Green One Construction Services just completed phase one in Sage Green, an ultra energy efficient community in Beaverton, Oregon. The entire project will have a total of 18 homes, and the first five are now on the market with pricing between $257,900 and $259,000. I guess you can say it's a small price to pay for the desirable, but still rare, benefit of zero net energy living.
This luxury green home, 2002 Alpine, is the kind of place that may make you feel uncomfortable with preconceived notions of luxury, home size, and sustainability. The $3.5 million home was precision built in a WeberHaus factory in Germany and is expected to use only 18% of the total energy consumed by the average American home. The interior is also entirely hypoallergenic and non-toxic.
This startup company, RavenBrick, was profiled by the New York Times for its simple and smart window technology. It's a window like nothing else on the market. Using patented and patent pending technology, RavenWindow has a reflective film that's keyed to the outside temperature. When warm, the film reflects light to reduce solar heat gain. Conversely, when cool, the film becomes transparent to allow a comfortable amount of heat gain.
It seems green homes continue to sell well in these economic times. Last month, two model homes at Mosaic Walk opened to visitors and, with purchase incentives and pricing from the low $300,000, phase one sold out completely. Located in Garden Grove in northern Orange Country, Mosaic Walk has been designed and built for LEED certification.

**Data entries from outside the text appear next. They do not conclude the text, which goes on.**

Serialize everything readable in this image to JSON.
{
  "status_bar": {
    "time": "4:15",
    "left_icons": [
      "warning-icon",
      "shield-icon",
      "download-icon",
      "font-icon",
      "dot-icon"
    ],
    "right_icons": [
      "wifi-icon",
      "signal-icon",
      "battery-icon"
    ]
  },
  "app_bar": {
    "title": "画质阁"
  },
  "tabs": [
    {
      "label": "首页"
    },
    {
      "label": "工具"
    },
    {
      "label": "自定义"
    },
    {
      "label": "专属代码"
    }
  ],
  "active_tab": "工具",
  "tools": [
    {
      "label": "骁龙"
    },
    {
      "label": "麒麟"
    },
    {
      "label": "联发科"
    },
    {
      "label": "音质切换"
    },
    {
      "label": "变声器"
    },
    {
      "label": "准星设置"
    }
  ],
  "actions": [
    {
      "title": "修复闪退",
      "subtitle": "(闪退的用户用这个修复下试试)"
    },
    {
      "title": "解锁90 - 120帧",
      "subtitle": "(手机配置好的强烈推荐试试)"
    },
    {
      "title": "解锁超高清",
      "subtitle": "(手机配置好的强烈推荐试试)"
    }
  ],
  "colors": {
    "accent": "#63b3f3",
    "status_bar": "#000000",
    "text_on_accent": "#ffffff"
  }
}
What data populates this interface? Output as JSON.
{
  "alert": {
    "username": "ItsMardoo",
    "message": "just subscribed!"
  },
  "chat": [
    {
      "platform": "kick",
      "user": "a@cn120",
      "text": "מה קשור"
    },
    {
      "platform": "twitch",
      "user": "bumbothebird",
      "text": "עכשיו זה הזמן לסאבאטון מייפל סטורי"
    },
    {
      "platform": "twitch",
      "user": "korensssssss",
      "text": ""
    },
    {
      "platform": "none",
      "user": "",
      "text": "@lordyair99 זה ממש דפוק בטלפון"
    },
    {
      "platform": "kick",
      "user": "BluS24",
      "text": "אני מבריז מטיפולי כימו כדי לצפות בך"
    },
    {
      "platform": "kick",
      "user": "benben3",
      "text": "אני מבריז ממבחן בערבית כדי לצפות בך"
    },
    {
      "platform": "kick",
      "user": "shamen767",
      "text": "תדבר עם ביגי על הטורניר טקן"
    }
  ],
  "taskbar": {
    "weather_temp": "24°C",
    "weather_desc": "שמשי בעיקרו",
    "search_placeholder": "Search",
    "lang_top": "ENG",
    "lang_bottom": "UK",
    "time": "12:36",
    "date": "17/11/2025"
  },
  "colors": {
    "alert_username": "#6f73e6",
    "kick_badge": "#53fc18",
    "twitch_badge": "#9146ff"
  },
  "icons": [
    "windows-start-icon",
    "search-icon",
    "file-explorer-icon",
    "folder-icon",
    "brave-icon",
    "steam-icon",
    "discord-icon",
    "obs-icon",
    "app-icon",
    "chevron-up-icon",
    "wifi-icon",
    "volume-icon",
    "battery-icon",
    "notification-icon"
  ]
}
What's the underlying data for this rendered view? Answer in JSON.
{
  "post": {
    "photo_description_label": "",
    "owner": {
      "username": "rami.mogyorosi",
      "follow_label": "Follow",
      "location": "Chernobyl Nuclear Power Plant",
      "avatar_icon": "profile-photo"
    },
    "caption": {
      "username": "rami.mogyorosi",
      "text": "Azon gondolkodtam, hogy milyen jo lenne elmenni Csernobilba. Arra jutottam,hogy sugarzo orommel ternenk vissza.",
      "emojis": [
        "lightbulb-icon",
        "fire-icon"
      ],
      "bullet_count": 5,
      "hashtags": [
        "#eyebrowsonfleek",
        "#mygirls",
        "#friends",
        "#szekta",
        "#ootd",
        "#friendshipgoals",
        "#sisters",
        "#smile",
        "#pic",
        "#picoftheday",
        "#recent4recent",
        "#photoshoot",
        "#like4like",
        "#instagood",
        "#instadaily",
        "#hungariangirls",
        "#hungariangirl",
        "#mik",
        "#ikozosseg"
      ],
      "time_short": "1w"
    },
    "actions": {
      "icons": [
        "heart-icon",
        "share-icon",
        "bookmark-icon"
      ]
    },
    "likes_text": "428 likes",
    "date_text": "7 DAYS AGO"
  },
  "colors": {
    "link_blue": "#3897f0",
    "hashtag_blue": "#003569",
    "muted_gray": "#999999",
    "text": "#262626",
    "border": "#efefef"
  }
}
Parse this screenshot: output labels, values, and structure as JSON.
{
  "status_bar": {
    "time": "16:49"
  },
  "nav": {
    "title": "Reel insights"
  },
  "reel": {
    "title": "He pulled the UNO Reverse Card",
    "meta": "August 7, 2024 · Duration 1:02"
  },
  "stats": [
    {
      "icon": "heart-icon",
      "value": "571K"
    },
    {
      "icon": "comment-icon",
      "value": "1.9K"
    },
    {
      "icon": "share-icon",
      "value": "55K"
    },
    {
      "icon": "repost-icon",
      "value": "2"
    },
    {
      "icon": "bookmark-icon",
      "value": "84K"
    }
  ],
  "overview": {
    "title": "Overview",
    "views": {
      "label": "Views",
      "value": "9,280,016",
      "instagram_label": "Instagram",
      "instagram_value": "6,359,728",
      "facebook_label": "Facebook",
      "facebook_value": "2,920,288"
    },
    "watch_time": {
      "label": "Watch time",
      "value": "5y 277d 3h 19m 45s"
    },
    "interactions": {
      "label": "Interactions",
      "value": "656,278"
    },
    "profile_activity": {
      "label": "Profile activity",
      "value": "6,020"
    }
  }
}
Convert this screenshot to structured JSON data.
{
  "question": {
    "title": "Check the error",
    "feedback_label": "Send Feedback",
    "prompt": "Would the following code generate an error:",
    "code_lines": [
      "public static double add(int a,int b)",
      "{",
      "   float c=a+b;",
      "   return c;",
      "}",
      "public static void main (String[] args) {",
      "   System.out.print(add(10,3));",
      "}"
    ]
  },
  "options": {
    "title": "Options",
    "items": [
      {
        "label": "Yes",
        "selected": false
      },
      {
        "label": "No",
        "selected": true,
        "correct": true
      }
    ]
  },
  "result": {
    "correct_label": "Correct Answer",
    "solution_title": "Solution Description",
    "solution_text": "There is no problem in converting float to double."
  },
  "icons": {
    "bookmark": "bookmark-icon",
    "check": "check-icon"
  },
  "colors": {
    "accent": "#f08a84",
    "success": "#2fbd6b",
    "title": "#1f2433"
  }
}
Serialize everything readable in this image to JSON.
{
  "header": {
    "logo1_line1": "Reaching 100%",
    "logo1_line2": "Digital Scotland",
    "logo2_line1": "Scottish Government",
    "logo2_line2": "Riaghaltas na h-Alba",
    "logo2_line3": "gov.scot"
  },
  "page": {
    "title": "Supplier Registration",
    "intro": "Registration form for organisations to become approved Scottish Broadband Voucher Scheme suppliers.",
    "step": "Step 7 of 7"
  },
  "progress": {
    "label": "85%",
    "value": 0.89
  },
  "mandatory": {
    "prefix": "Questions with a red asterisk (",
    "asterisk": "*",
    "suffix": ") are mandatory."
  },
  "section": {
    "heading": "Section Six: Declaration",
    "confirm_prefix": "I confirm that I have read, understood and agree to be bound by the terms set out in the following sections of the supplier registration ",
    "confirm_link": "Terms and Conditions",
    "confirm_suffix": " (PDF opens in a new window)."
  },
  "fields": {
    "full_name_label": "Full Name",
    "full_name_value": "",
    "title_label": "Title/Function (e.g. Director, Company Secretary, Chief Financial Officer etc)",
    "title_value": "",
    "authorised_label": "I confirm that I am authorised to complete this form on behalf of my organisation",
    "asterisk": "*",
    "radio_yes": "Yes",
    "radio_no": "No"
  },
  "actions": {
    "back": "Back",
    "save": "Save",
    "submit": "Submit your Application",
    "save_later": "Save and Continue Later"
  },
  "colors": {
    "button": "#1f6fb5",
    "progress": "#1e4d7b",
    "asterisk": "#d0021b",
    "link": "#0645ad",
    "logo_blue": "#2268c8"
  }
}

Due to the popularity of the Shack, an off-the-grid house in West Virginia, Broadhurst Architects, Inc., decided to design another shelter for individuals looking for a weekend retreat, home yoga studio, backyard home office, or a cluster of small eco-cabins. The firm created The Crib and two home models undeniably inspired by corn cribs.